We soon jump to 1984 Washington, D.C., where we find Diana (Gal Gadot), the warrior, Amazon Princess, and immortal demigoddess living. Still holding on to memories and grieving for Steve Trever (Chris Pine), Diana doesn't really have a social life and spends her days working as a senior anthropologist at the Smithsonian Institute specializing in the culture of ancient Mediterranean civilizations. If needed, Diana will jump into action as Wonder Woman to take down the occasional evil-doer, including thieves who steal an artifact known as the Dreamstone.
Before long, Diana meets her new co-worker, the meek Barbara (Kristen Wig), who has been given the task of researching the Dreamstone. Diana and Barbara don't know that evil businessman Maxwell Lord (Pedro Pascal) knows the power of the stone. You see, the Dreamatone is a powerful item that allows the wielder to see dreams and bringing them into reality, along with reshaping reality itself. Both Diana and Barbara unknowingly use the stone to fulfill their own desires. Diana wishes for her deceased lover, Steve Trevor, to return, and while I won't reveal how he fully does, but the angle works.

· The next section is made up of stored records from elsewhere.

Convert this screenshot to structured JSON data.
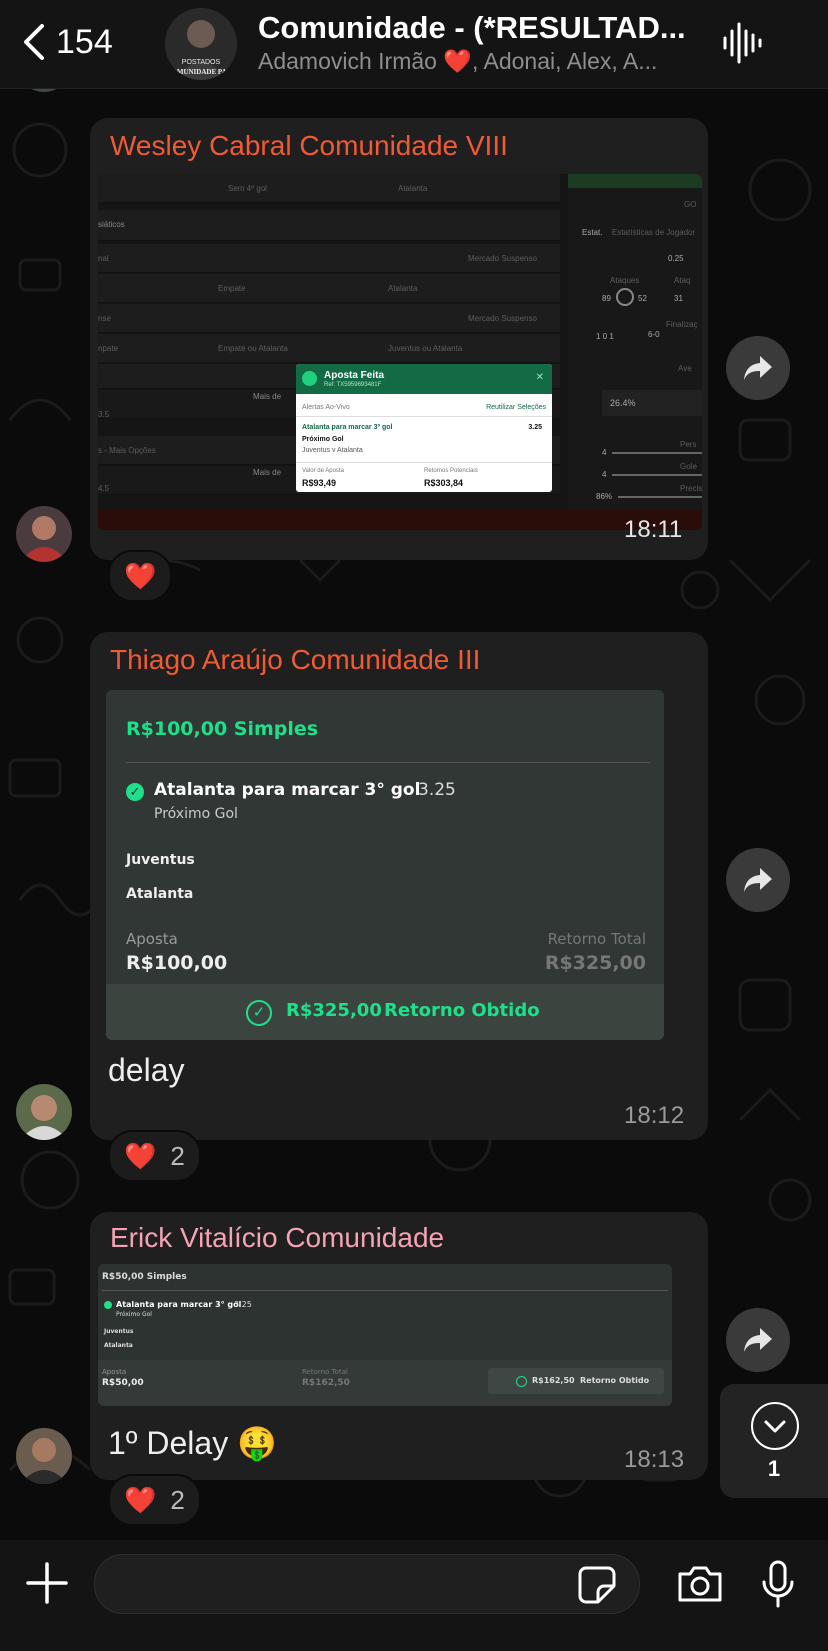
{
  "header": {
    "back_count": "154",
    "title": "Comunidade - (*RESULTAD...",
    "members": "Adamovich Irmão ❤️, Adonai, Alex, A...",
    "group_avatar_text": "COMUNIDADE PAEP",
    "group_avatar_top_text": "POSTADOS"
  },
  "messages": [
    {
      "sender": "Wesley Cabral Comunidade VIII",
      "sender_color": "#f05a35",
      "time": "18:11",
      "reaction": "❤️",
      "screenshot": {
        "rows": [
          "Sem 4º gol",
          "Atalanta",
          "siáticos",
          "nal",
          "Mercado Suspenso",
          "Empate",
          "Atalanta",
          "nse",
          "Mercado Suspenso",
          "npate",
          "Empate ou Atalanta",
          "Juventus ou Atalanta",
          "Mais de",
          "3.5",
          "s - Mais Opções",
          "Mais de",
          "4.5"
        ],
        "side": {
          "tab1": "Estat.",
          "tab2": "Estatísticas de Jogador",
          "odds": "0.25",
          "ataques": "Ataques",
          "ataq2": "Ataq",
          "v1": "89",
          "v2": "52",
          "v3": "31",
          "cards": "1 0 1",
          "score": "6-0",
          "finaliz": "Finalizaç",
          "av": "Ave",
          "pct": "26.4%",
          "r1": "4",
          "r2": "4",
          "r3": "86%",
          "pe": "Pers",
          "go": "Gole",
          "pr": "Precis",
          "gc": "GO"
        },
        "popup": {
          "title": "Aposta Feita",
          "ref": "Ref: TX5959693481F",
          "alerts": "Alertas Ao-Vivo",
          "reuse": "Reutilizar Seleções",
          "selection": "Atalanta para marcar 3º gol",
          "odds": "3.25",
          "market": "Próximo Gol",
          "match": "Juventus v Atalanta",
          "stake_label": "Valor de Aposta",
          "stake": "R$93,49",
          "returns_label": "Retornos Potenciais",
          "returns": "R$303,84"
        }
      }
    },
    {
      "sender": "Thiago Araújo Comunidade III",
      "sender_color": "#f05a35",
      "time": "18:12",
      "text": "delay",
      "reaction": "❤️",
      "reaction_count": "2",
      "card": {
        "header": "R$100,00 Simples",
        "selection": "Atalanta para marcar 3° gol",
        "odds": "3.25",
        "market": "Próximo Gol",
        "team1": "Juventus",
        "team2": "Atalanta",
        "stake_label": "Aposta",
        "stake": "R$100,00",
        "return_label": "Retorno Total",
        "return": "R$325,00",
        "footer_amount": "R$325,00",
        "footer_label": "Retorno Obtido"
      }
    },
    {
      "sender": "Erick Vitalício Comunidade",
      "sender_color": "#f4a3b3",
      "time": "18:13",
      "text": "1º Delay 🤑",
      "reaction": "❤️",
      "reaction_count": "2",
      "card": {
        "header": "R$50,00 Simples",
        "selection": "Atalanta para marcar 3° gol",
        "odds": "3.25",
        "market": "Próximo Gol",
        "team1": "Juventus",
        "team2": "Atalanta",
        "stake_label": "Aposta",
        "stake": "R$50,00",
        "return_label": "Retorno Total",
        "return": "R$162,50",
        "footer_amount": "R$162,50",
        "footer_label": "Retorno Obtido"
      }
    }
  ],
  "scroll_down": {
    "unread": "1"
  },
  "icons": [
    "back-chevron-icon",
    "waveform-icon",
    "forward-icon",
    "chevron-down-icon",
    "plus-icon",
    "sticker-icon",
    "camera-icon",
    "microphone-icon"
  ],
  "colors": {
    "accent_green": "#1fe08a",
    "bubble": "#1f1f1f",
    "header": "#141414"
  }
}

Barbara wishes to become strong and beautiful, like Diana. During a gala night at the Smithsonian, Maxwell manipulates Barbara to acquire the stone. He wishes to become the embodiment of the stone. He gains its power to grant wishes while also able to take whatever he desires in return. When Steve & Diana realize what Maxwell has done, they set up out to stop him. However, the new and improved Barbara won't give up her newfound beauty and strength and teams with Maxwell to ensure things stay the same.
Wonder Woman finally graced the big screen in 2017, after years of being stuck in development hell. Patty Jenkins, who directed Charlize Theron back in 2003's Monster, was a great choice to kick start the Wonder Woman franchise on the big screen. Gal Gadot, who brought the character to life for the first time in 2016's Batman v Superman: Dawn of Justice, was also the right choice, in my opinion. She displays not only beauty but great athleticism, as shown in the Fast & Furious franchise.

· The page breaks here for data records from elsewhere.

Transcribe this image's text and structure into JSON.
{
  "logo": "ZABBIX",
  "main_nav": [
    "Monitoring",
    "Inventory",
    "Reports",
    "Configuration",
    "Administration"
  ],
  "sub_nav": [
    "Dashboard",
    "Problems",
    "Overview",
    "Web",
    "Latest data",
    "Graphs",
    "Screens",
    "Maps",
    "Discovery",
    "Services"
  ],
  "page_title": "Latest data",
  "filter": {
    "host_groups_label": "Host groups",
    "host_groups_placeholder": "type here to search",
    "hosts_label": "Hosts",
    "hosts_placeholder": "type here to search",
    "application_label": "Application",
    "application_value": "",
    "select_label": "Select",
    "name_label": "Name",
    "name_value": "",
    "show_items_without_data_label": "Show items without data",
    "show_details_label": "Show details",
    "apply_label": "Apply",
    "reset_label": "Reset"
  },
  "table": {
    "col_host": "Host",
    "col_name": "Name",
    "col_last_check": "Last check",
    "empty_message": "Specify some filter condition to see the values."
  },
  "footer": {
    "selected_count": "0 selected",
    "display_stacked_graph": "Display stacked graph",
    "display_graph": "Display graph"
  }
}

For the sequel, director Patty Jenkins & her star somewhat go the stand-alone sequel route instead of a direct sequel. I didn't find an issue with this, as I'm sure at some point in the D.C. cinematic universe, everything will connect. Gal Gadot is still good in the role, and Jenkins can still direct an action sequence. One of the film's highlights occurs in Alexandria, VA's Landmark Mall, one of the first malls I visited when I moved to the area.
Chris Pine brings his usual All American movie star persona to Steve once again and has great chemistry with Gal. There's a great scene with Wonder Woman's mode of transportation, and Steve's reaction to it is my favorite moment of the film. However, per the usual, the villains steal the movie. Known primarily for her comedic work, Wig is having a ball portraying a bad guy. At the same time, Pascal continues his booming trend of bad guy performances while avoiding overplaying the role.

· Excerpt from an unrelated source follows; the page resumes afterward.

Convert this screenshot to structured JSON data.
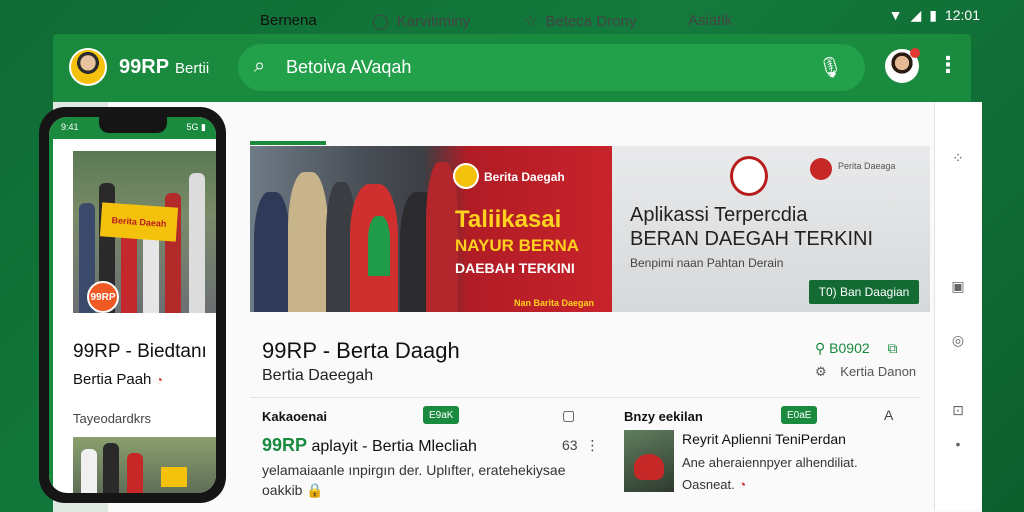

While I did generally enjoy the film, I must point out the bad. Clocking in at 2 ½ hours, Wonder Woman 1984 is overlong when it doesn't need to be. I respect Jenkins's storytelling style and her love of the character, but she could have trimmed off a ½ hour of the film for a tighter pace. Action junkies will also be disappointed as there isn't a ton of action. Still, in hindsight, I don't feel like that's the story that Patty Jenkins wanted to tell. Instead, she chose to focus on the drama aspect and love story angle.
I also noticed the tonal shift in the film, and for me, it appears that the studio and director couldn't agree, so they made a compromise that doesn't mix well. The first half of Wonder Woman 84 is a throwback to popcorn movies of the eighties, then the second half is more drama focused until the big climax.
Nevertheless, while Wonder Woman 1984 isn't as strong as the first film, I look forward to the next adventure with director Patty Jenkins and star Gal Gadot.
Final Grade B-
Wonder Woman 1984 is streaming exclusively on HBO MAX and showing in theaters as well.